Since the fall of Muammar Gaddafi in 2014, Libya has found itself with a melange of competing governments fighting to take power, dozens of militias, and even more political interests. Violent clashes occur frequently across the country. Despite the ceasefire agreement announced in 2020, Libya failed to hold parliamentary and presidential elections in late 2021. The lack of elections destabilised the country and left it without a legitimate governing body, approved constitution, laws, or stable institutions.
The internationally recognised Government of National Unity based in Tripoli cannot guarantee the people's safety or essential services. Libyans struggle to withdraw money from banks, the electricity supply is often cut for several days at a time, and access to medical care is limited. Kidnappings take place daily; the motive of these is often ransom or political intrigue.
The past two years in Libya have witnessed a virulent campaign against human rights activists and CSOs. This campaign has deeply affected civil society by eroding trust in NGOs, and this trust needs to be regained. Human rights are being neglected and systematically suppressed. In particular, it concerns independent journalism, free speech, and civil society organisations critical of the government/militias. The rights of minorities—ethnic and sexual—are suppressed, and there are the situations and conditions of migrants in detention centres.
Civil society, including newly created media, which formed during the short period of freedom, now faces dangers from the army, militias, and extremists, ranging from threats to assault to kidnapping. Therefore, facing these problems, we must support Libyan civic initiatives. We help them in their struggle for freedom of speech and of the press, stopping violence against women and migrants. We also empower youth initiatives and emerging grassroots with sub-grants. Through storytelling and social campaigns, we are combating hate-speech and discrimination inside Libyan society. To those who are at imminent risk, we provide protection and security.
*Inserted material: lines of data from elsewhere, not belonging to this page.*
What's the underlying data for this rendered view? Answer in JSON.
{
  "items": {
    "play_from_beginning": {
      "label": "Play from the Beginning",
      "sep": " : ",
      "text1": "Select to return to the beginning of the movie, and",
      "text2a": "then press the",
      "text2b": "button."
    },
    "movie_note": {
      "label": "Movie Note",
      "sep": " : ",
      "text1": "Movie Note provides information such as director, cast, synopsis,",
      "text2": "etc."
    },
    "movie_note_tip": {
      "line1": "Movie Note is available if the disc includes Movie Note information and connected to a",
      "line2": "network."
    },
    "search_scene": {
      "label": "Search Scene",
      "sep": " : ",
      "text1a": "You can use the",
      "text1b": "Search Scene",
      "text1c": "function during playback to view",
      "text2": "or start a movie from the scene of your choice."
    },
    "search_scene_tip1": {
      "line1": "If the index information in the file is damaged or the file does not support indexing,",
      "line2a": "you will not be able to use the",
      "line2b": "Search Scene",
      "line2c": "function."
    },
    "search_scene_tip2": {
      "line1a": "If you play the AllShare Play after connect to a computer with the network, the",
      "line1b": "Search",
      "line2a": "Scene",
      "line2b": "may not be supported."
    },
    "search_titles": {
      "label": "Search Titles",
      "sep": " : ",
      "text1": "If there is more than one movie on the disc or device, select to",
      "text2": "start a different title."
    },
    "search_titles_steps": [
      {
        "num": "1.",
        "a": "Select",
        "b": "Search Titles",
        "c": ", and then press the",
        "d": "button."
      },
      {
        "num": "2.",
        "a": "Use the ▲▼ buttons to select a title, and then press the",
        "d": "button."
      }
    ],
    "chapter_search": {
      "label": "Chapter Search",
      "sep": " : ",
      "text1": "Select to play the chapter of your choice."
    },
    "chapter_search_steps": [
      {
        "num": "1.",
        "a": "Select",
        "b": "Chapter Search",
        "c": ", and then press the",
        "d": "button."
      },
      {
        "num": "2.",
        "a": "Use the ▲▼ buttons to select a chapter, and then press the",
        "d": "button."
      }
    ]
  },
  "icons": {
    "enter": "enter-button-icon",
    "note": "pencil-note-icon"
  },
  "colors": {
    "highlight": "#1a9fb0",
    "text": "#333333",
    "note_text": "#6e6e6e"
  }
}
We have worked in Egypt and Libya since the Spring of 2011. We assist and support civic and state initiatives calling for vital democratic reforms. Our first projects focused on sharing and discussing specific areas of reform that could draw from the Czech experience with post-revolution transformation and practical support for civil society groups.